>>>>>
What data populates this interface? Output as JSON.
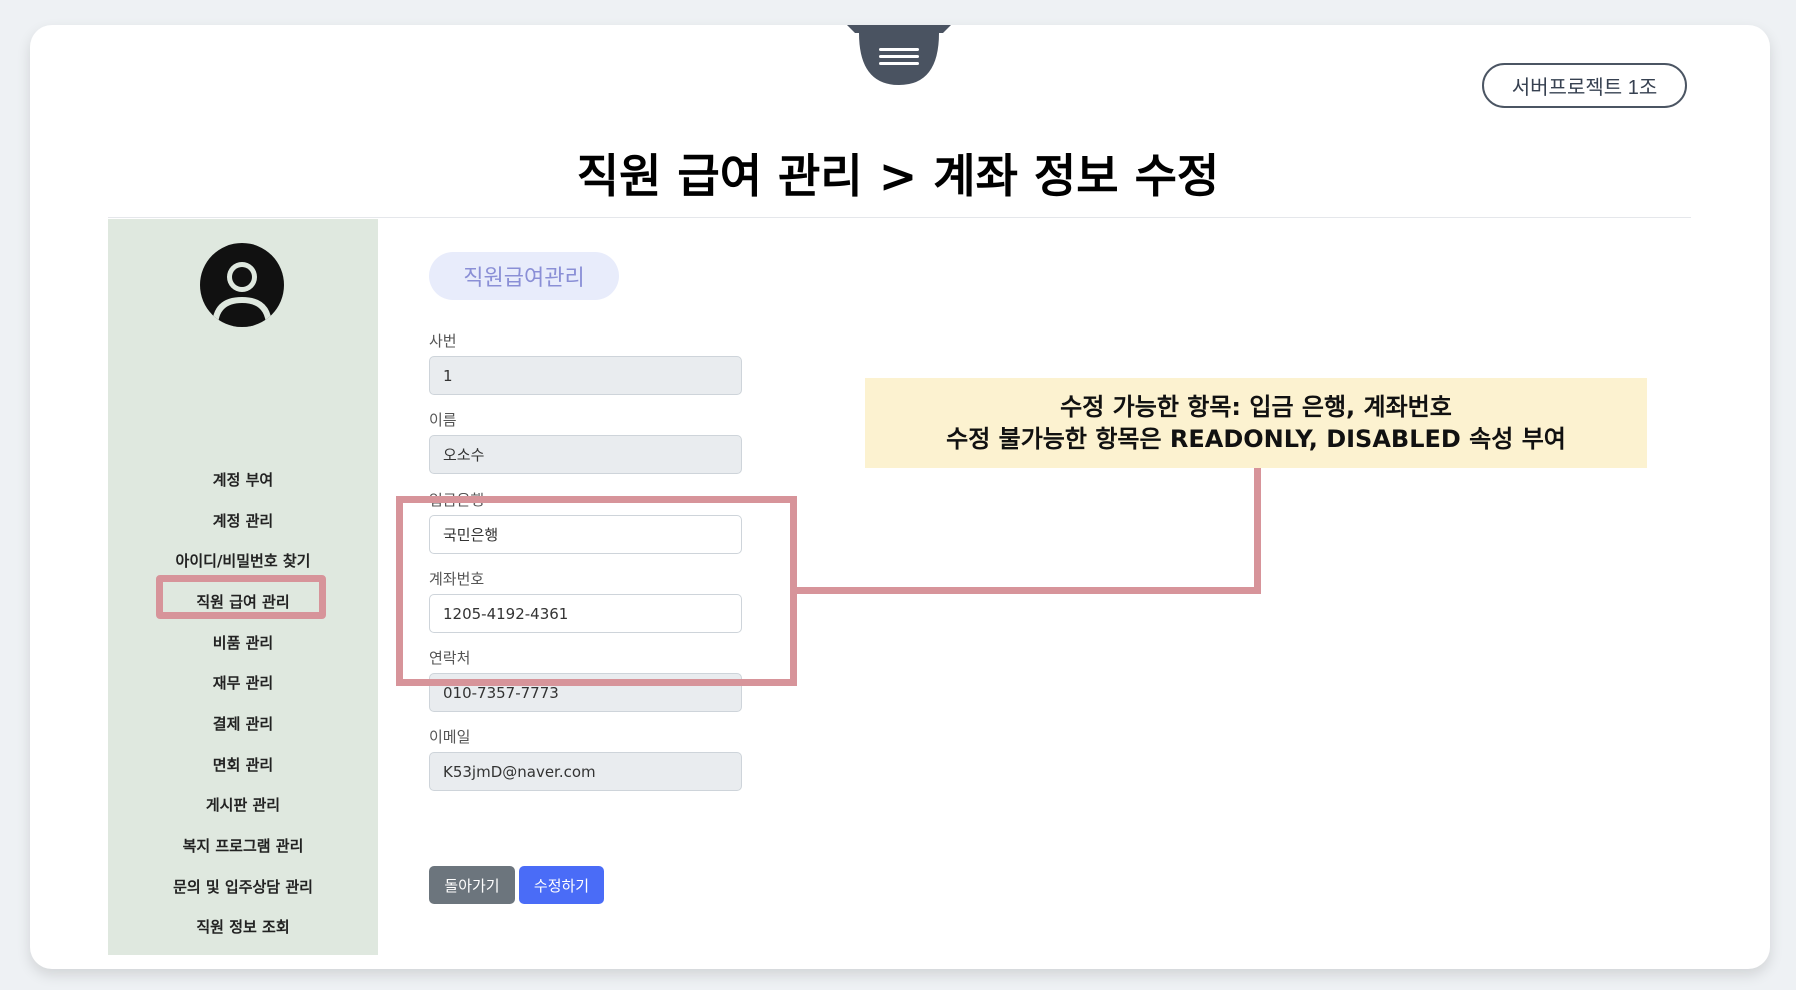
{
  "header": {
    "project_badge": "서버프로젝트 1조",
    "page_title": "직원 급여 관리 > 계좌 정보 수정"
  },
  "sidebar": {
    "items": [
      {
        "label": "계정 부여"
      },
      {
        "label": "계정 관리"
      },
      {
        "label": "아이디/비밀번호 찾기"
      },
      {
        "label": "직원 급여 관리"
      },
      {
        "label": "비품 관리"
      },
      {
        "label": "재무 관리"
      },
      {
        "label": "결제 관리"
      },
      {
        "label": "면회 관리"
      },
      {
        "label": "게시판 관리"
      },
      {
        "label": "복지 프로그램 관리"
      },
      {
        "label": "문의 및 입주상담 관리"
      },
      {
        "label": "직원 정보 조회"
      }
    ],
    "active_index": 3
  },
  "form": {
    "section_pill": "직원급여관리",
    "fields": {
      "emp_no": {
        "label": "사번",
        "value": "1"
      },
      "name": {
        "label": "이름",
        "value": "오소수"
      },
      "bank": {
        "label": "입금은행",
        "value": "국민은행"
      },
      "account": {
        "label": "계좌번호",
        "value": "1205-4192-4361"
      },
      "contact": {
        "label": "연락처",
        "value": "010-7357-7773"
      },
      "email": {
        "label": "이메일",
        "value": "K53jmD@naver.com"
      }
    },
    "buttons": {
      "back": "돌아가기",
      "submit": "수정하기"
    }
  },
  "annotation": {
    "line1": "수정 가능한 항목: 입금 은행, 계좌번호",
    "line2": "수정 불가능한 항목은 READONLY, DISABLED 속성 부여"
  },
  "colors": {
    "highlight": "#d7949a",
    "sidebar_bg": "#dfe8df",
    "note_bg": "#fcf2d0",
    "pill_bg": "#e8ecfb",
    "submit": "#4a6cf7",
    "back": "#6c757d"
  },
  "icons": {
    "menu": "hamburger-icon",
    "avatar": "user-avatar-icon"
  }
}
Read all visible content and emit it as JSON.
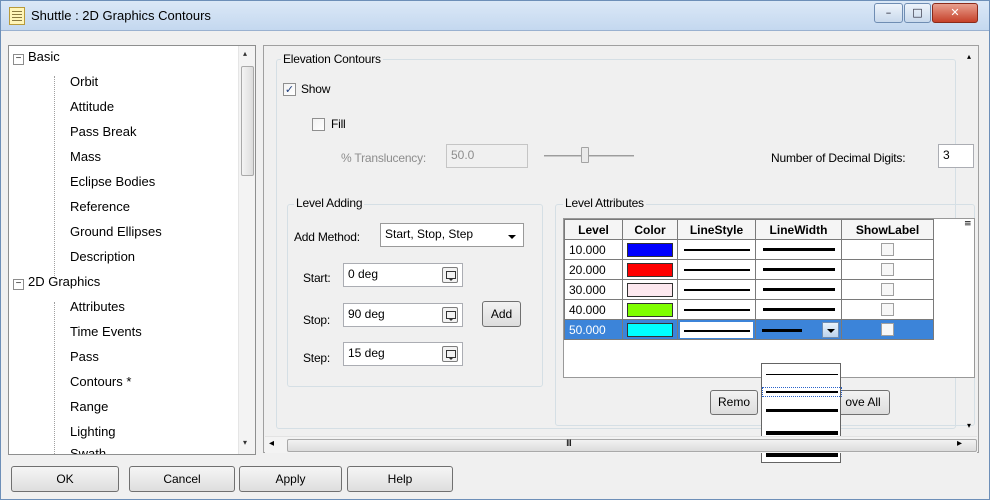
{
  "window": {
    "title": "Shuttle : 2D Graphics Contours",
    "minimize_glyph": "–",
    "maximize_glyph": "□",
    "close_glyph": "✕"
  },
  "tree": {
    "expanded_glyph": "−",
    "items": [
      {
        "label": "Basic",
        "level": 0
      },
      {
        "label": "Orbit",
        "level": 1
      },
      {
        "label": "Attitude",
        "level": 1
      },
      {
        "label": "Pass Break",
        "level": 1
      },
      {
        "label": "Mass",
        "level": 1
      },
      {
        "label": "Eclipse Bodies",
        "level": 1
      },
      {
        "label": "Reference",
        "level": 1
      },
      {
        "label": "Ground Ellipses",
        "level": 1
      },
      {
        "label": "Description",
        "level": 1
      },
      {
        "label": "2D Graphics",
        "level": 0
      },
      {
        "label": "Attributes",
        "level": 1
      },
      {
        "label": "Time Events",
        "level": 1
      },
      {
        "label": "Pass",
        "level": 1
      },
      {
        "label": "Contours *",
        "level": 1
      },
      {
        "label": "Range",
        "level": 1
      },
      {
        "label": "Lighting",
        "level": 1
      },
      {
        "label": "Swath",
        "level": 1
      }
    ]
  },
  "elevation": {
    "group_title": "Elevation Contours",
    "show_label": "Show",
    "show_checked": true,
    "fill_label": "Fill",
    "fill_checked": false,
    "translucency_label": "% Translucency:",
    "translucency_value": "50.0",
    "translucency_slider_fraction": 0.5,
    "decimal_label": "Number of Decimal Digits:",
    "decimal_value": "3",
    "check_glyph": "✓"
  },
  "level_adding": {
    "group_title": "Level Adding",
    "method_label": "Add Method:",
    "method_value": "Start, Stop, Step",
    "start_label": "Start:",
    "start_value": "0 deg",
    "stop_label": "Stop:",
    "stop_value": "90 deg",
    "step_label": "Step:",
    "step_value": "15 deg",
    "add_button": "Add"
  },
  "level_attributes": {
    "group_title": "Level Attributes",
    "columns": [
      "Level",
      "Color",
      "LineStyle",
      "LineWidth",
      "ShowLabel"
    ],
    "rows": [
      {
        "level": "10.000",
        "color": "#0000ff",
        "line_width": 2,
        "show_label": false
      },
      {
        "level": "20.000",
        "color": "#ff0000",
        "line_width": 2,
        "show_label": false
      },
      {
        "level": "30.000",
        "color": "#fde8ef",
        "line_width": 2,
        "show_label": false
      },
      {
        "level": "40.000",
        "color": "#7fff00",
        "line_width": 2,
        "show_label": false
      },
      {
        "level": "50.000",
        "color": "#00ffff",
        "line_width": 2,
        "show_label": false,
        "selected": true
      }
    ],
    "remove_button": "Remo",
    "remove_all_button": "ove All",
    "line_width_options": [
      1,
      2,
      3,
      4,
      5
    ]
  },
  "buttons": {
    "ok": "OK",
    "cancel": "Cancel",
    "apply": "Apply",
    "help": "Help"
  },
  "scroll": {
    "left_arrow": "◂",
    "right_arrow": "▸",
    "up_arrow": "▴",
    "down_arrow": "▾",
    "grip": "III",
    "side_grip": "≡"
  }
}
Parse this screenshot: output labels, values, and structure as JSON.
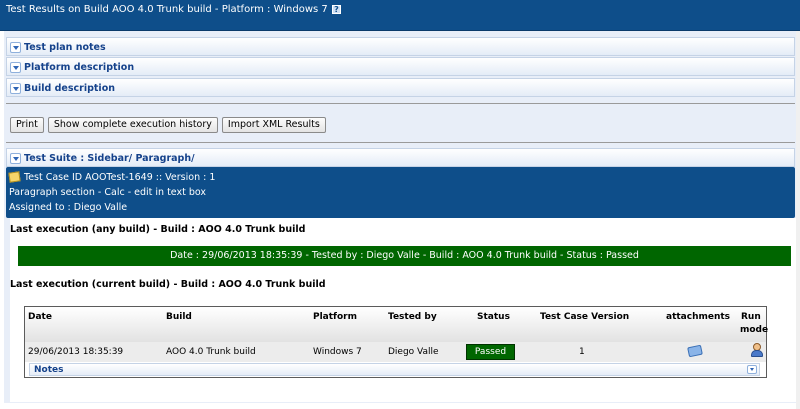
{
  "title": {
    "text": "Test Results on Build AOO 4.0 Trunk build - Platform : Windows 7",
    "help_icon": "question-mark"
  },
  "panels": {
    "test_plan_notes": "Test plan notes",
    "platform_description": "Platform description",
    "build_description": "Build description"
  },
  "buttons": {
    "print": "Print",
    "history": "Show complete execution history",
    "import_xml": "Import XML Results"
  },
  "test_suite": {
    "label": "Test Suite : Sidebar/ Paragraph/"
  },
  "test_case": {
    "line1": "Test Case ID AOOTest-1649 :: Version : 1",
    "line2": "Paragraph section - Calc - edit in text box",
    "line3": "Assigned to : Diego Valle"
  },
  "last_any": {
    "heading": "Last execution (any build) - Build : AOO 4.0 Trunk build",
    "summary": "Date : 29/06/2013 18:35:39 - Tested by : Diego Valle - Build : AOO 4.0 Trunk build - Status : Passed"
  },
  "last_current": {
    "heading": "Last execution (current build) - Build : AOO 4.0 Trunk build"
  },
  "table": {
    "headers": {
      "date": "Date",
      "build": "Build",
      "platform": "Platform",
      "tested_by": "Tested by",
      "status": "Status",
      "tc_version": "Test Case Version",
      "attachments": "attachments",
      "run": "Run",
      "mode": "mode"
    },
    "row": {
      "date": "29/06/2013 18:35:39",
      "build": "AOO 4.0 Trunk build",
      "platform": "Windows 7",
      "tested_by": "Diego Valle",
      "status": "Passed",
      "tc_version": "1"
    },
    "notes_label": "Notes"
  },
  "colors": {
    "header_blue": "#0e4e8a",
    "passed_green": "#006600",
    "panel_text": "#15428b"
  }
}
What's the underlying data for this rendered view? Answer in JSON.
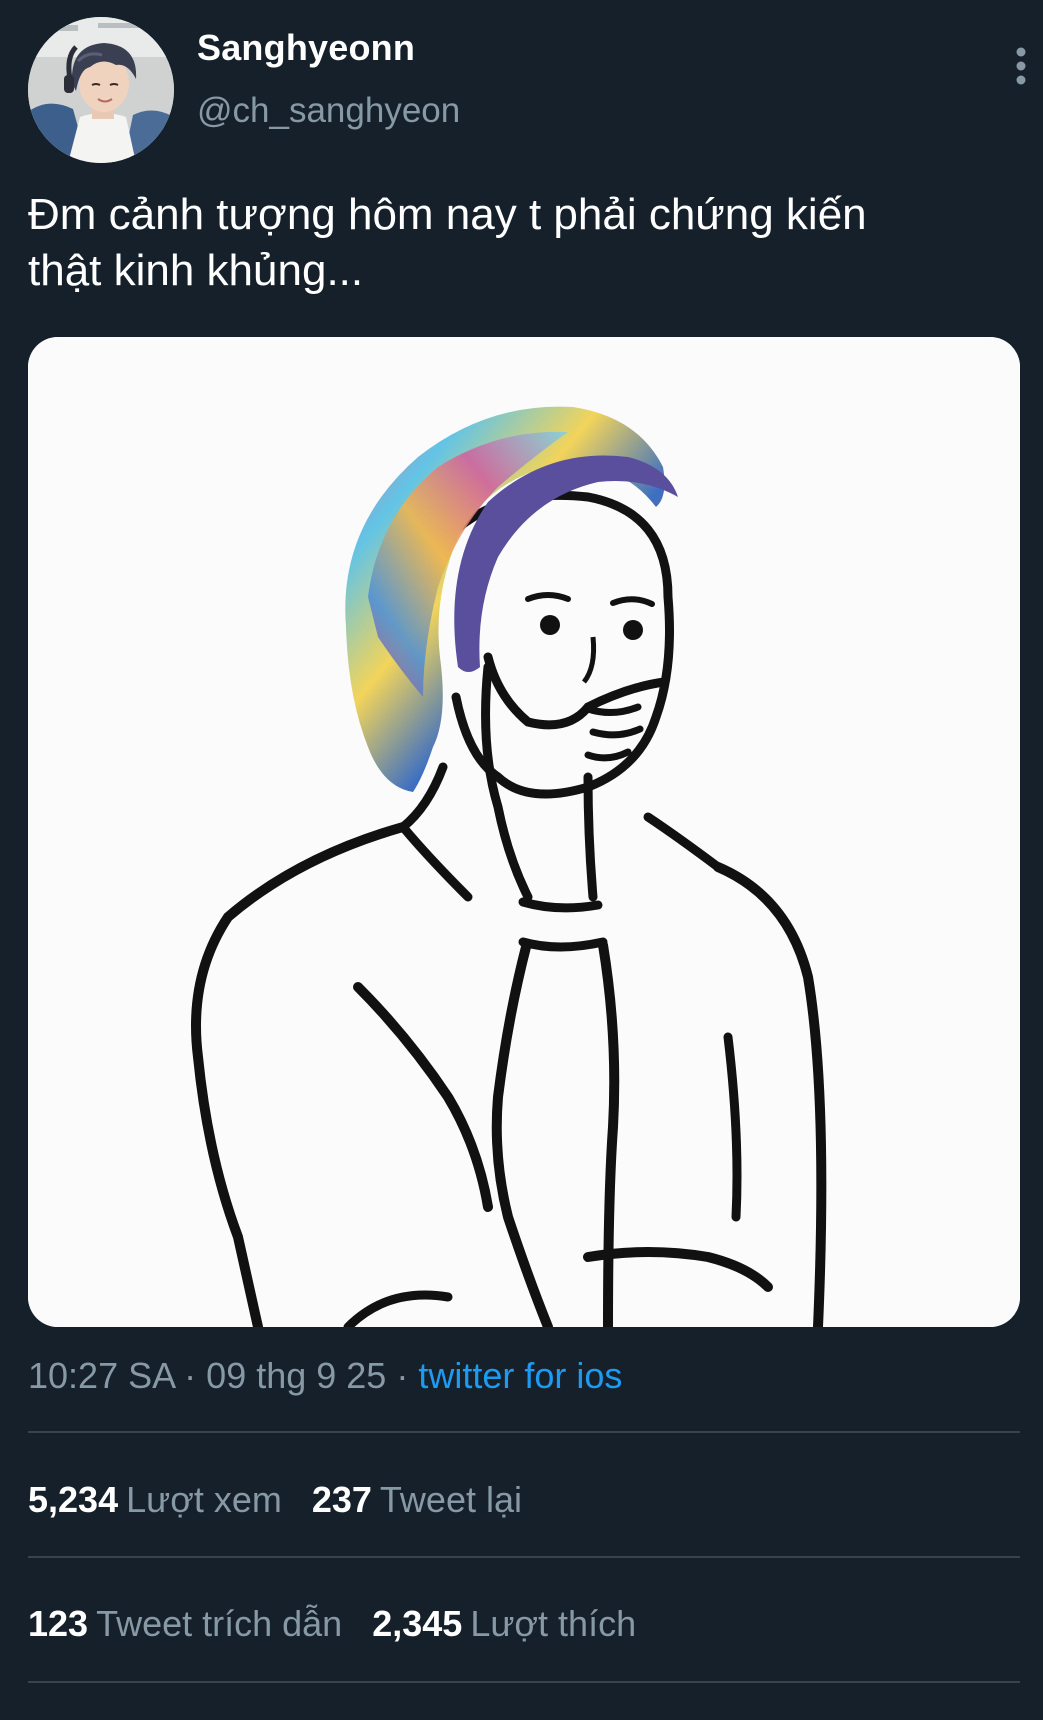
{
  "author": {
    "display_name": "Sanghyeonn",
    "handle": "@ch_sanghyeon"
  },
  "tweet": {
    "text_line1": "Đm cảnh tượng hôm nay t phải chứng kiến",
    "text_line2": "thật kinh khủng..."
  },
  "meta": {
    "time": "10:27 SA",
    "separator": "·",
    "date": "09 thg 9 25",
    "source": "twitter for ios"
  },
  "stats": {
    "views_count": "5,234",
    "views_label": "Lượt xem",
    "retweets_count": "237",
    "retweets_label": "Tweet lại",
    "quotes_count": "123",
    "quotes_label": "Tweet trích dẫn",
    "likes_count": "2,345",
    "likes_label": "Lượt thích"
  },
  "colors": {
    "background": "#15202b",
    "secondary_text": "#8899a6",
    "link": "#1d9bf0",
    "divider": "#38444d"
  },
  "icons": {
    "more": "vertical-ellipsis-icon"
  }
}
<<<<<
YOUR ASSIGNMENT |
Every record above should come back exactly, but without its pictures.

WRITTEN RESPONSE |
What data populates this interface? Output as JSON.
{
  "header": {
    "project_badge": "서버프로젝트 1조",
    "page_title": "직원 급여 관리 > 계좌 정보 수정"
  },
  "sidebar": {
    "items": [
      {
        "label": "계정 부여"
      },
      {
        "label": "계정 관리"
      },
      {
        "label": "아이디/비밀번호 찾기"
      },
      {
        "label": "직원 급여 관리"
      },
      {
        "label": "비품 관리"
      },
      {
        "label": "재무 관리"
      },
      {
        "label": "결제 관리"
      },
      {
        "label": "면회 관리"
      },
      {
        "label": "게시판 관리"
      },
      {
        "label": "복지 프로그램 관리"
      },
      {
        "label": "문의 및 입주상담 관리"
      },
      {
        "label": "직원 정보 조회"
      }
    ],
    "active_index": 3
  },
  "form": {
    "section_pill": "직원급여관리",
    "fields": {
      "emp_no": {
        "label": "사번",
        "value": "1"
      },
      "name": {
        "label": "이름",
        "value": "오소수"
      },
      "bank": {
        "label": "입금은행",
        "value": "국민은행"
      },
      "account": {
        "label": "계좌번호",
        "value": "1205-4192-4361"
      },
      "contact": {
        "label": "연락처",
        "value": "010-7357-7773"
      },
      "email": {
        "label": "이메일",
        "value": "K53jmD@naver.com"
      }
    },
    "buttons": {
      "back": "돌아가기",
      "submit": "수정하기"
    }
  },
  "annotation": {
    "line1": "수정 가능한 항목: 입금 은행, 계좌번호",
    "line2": "수정 불가능한 항목은 READONLY, DISABLED 속성 부여"
  },
  "colors": {
    "highlight": "#d7949a",
    "sidebar_bg": "#dfe8df",
    "note_bg": "#fcf2d0",
    "pill_bg": "#e8ecfb",
    "submit": "#4a6cf7",
    "back": "#6c757d"
  },
  "icons": {
    "menu": "hamburger-icon",
    "avatar": "user-avatar-icon"
  }
}
Read all visible content and emit it as JSON.
{
  "window": {
    "title": "Shuttle : 2D Graphics Contours",
    "minimize_glyph": "–",
    "maximize_glyph": "□",
    "close_glyph": "✕"
  },
  "tree": {
    "expanded_glyph": "−",
    "items": [
      {
        "label": "Basic",
        "level": 0
      },
      {
        "label": "Orbit",
        "level": 1
      },
      {
        "label": "Attitude",
        "level": 1
      },
      {
        "label": "Pass Break",
        "level": 1
      },
      {
        "label": "Mass",
        "level": 1
      },
      {
        "label": "Eclipse Bodies",
        "level": 1
      },
      {
        "label": "Reference",
        "level": 1
      },
      {
        "label": "Ground Ellipses",
        "level": 1
      },
      {
        "label": "Description",
        "level": 1
      },
      {
        "label": "2D Graphics",
        "level": 0
      },
      {
        "label": "Attributes",
        "level": 1
      },
      {
        "label": "Time Events",
        "level": 1
      },
      {
        "label": "Pass",
        "level": 1
      },
      {
        "label": "Contours *",
        "level": 1
      },
      {
        "label": "Range",
        "level": 1
      },
      {
        "label": "Lighting",
        "level": 1
      },
      {
        "label": "Swath",
        "level": 1
      }
    ]
  },
  "elevation": {
    "group_title": "Elevation Contours",
    "show_label": "Show",
    "show_checked": true,
    "fill_label": "Fill",
    "fill_checked": false,
    "translucency_label": "% Translucency:",
    "translucency_value": "50.0",
    "translucency_slider_fraction": 0.5,
    "decimal_label": "Number of Decimal Digits:",
    "decimal_value": "3",
    "check_glyph": "✓"
  },
  "level_adding": {
    "group_title": "Level Adding",
    "method_label": "Add Method:",
    "method_value": "Start, Stop, Step",
    "start_label": "Start:",
    "start_value": "0 deg",
    "stop_label": "Stop:",
    "stop_value": "90 deg",
    "step_label": "Step:",
    "step_value": "15 deg",
    "add_button": "Add"
  },
  "level_attributes": {
    "group_title": "Level Attributes",
    "columns": [
      "Level",
      "Color",
      "LineStyle",
      "LineWidth",
      "ShowLabel"
    ],
    "rows": [
      {
        "level": "10.000",
        "color": "#0000ff",
        "line_width": 2,
        "show_label": false
      },
      {
        "level": "20.000",
        "color": "#ff0000",
        "line_width": 2,
        "show_label": false
      },
      {
        "level": "30.000",
        "color": "#fde8ef",
        "line_width": 2,
        "show_label": false
      },
      {
        "level": "40.000",
        "color": "#7fff00",
        "line_width": 2,
        "show_label": false
      },
      {
        "level": "50.000",
        "color": "#00ffff",
        "line_width": 2,
        "show_label": false,
        "selected": true
      }
    ],
    "remove_button": "Remo",
    "remove_all_button": "ove All",
    "line_width_options": [
      1,
      2,
      3,
      4,
      5
    ]
  },
  "buttons": {
    "ok": "OK",
    "cancel": "Cancel",
    "apply": "Apply",
    "help": "Help"
  },
  "scroll": {
    "left_arrow": "◂",
    "right_arrow": "▸",
    "up_arrow": "▴",
    "down_arrow": "▾",
    "grip": "III",
    "side_grip": "≡"
  }
}
Parse this screenshot: output labels, values, and structure as JSON.
{
  "title": {
    "text": "Test Results on Build AOO 4.0 Trunk build - Platform : Windows 7",
    "help_icon": "question-mark"
  },
  "panels": {
    "test_plan_notes": "Test plan notes",
    "platform_description": "Platform description",
    "build_description": "Build description"
  },
  "buttons": {
    "print": "Print",
    "history": "Show complete execution history",
    "import_xml": "Import XML Results"
  },
  "test_suite": {
    "label": "Test Suite : Sidebar/ Paragraph/"
  },
  "test_case": {
    "line1": "Test Case ID AOOTest-1649 :: Version : 1",
    "line2": "Paragraph section - Calc - edit in text box",
    "line3": "Assigned to : Diego Valle"
  },
  "last_any": {
    "heading": "Last execution (any build) - Build : AOO 4.0 Trunk build",
    "summary": "Date : 29/06/2013 18:35:39 - Tested by : Diego Valle - Build : AOO 4.0 Trunk build - Status : Passed"
  },
  "last_current": {
    "heading": "Last execution (current build) - Build : AOO 4.0 Trunk build"
  },
  "table": {
    "headers": {
      "date": "Date",
      "build": "Build",
      "platform": "Platform",
      "tested_by": "Tested by",
      "status": "Status",
      "tc_version": "Test Case Version",
      "attachments": "attachments",
      "run": "Run",
      "mode": "mode"
    },
    "row": {
      "date": "29/06/2013 18:35:39",
      "build": "AOO 4.0 Trunk build",
      "platform": "Windows 7",
      "tested_by": "Diego Valle",
      "status": "Passed",
      "tc_version": "1"
    },
    "notes_label": "Notes"
  },
  "colors": {
    "header_blue": "#0e4e8a",
    "passed_green": "#006600",
    "panel_text": "#15428b"
  }
}
What's the underlying data for this rendered view? Answer in JSON.
{
  "author": {
    "display_name": "Sanghyeonn",
    "handle": "@ch_sanghyeon"
  },
  "tweet": {
    "text_line1": "Đm cảnh tượng hôm nay t phải chứng kiến",
    "text_line2": "thật kinh khủng..."
  },
  "meta": {
    "time": "10:27 SA",
    "separator": "·",
    "date": "09 thg 9 25",
    "source": "twitter for ios"
  },
  "stats": {
    "views_count": "5,234",
    "views_label": "Lượt xem",
    "retweets_count": "237",
    "retweets_label": "Tweet lại",
    "quotes_count": "123",
    "quotes_label": "Tweet trích dẫn",
    "likes_count": "2,345",
    "likes_label": "Lượt thích"
  },
  "colors": {
    "background": "#15202b",
    "secondary_text": "#8899a6",
    "link": "#1d9bf0",
    "divider": "#38444d"
  },
  "icons": {
    "more": "vertical-ellipsis-icon"
  }
}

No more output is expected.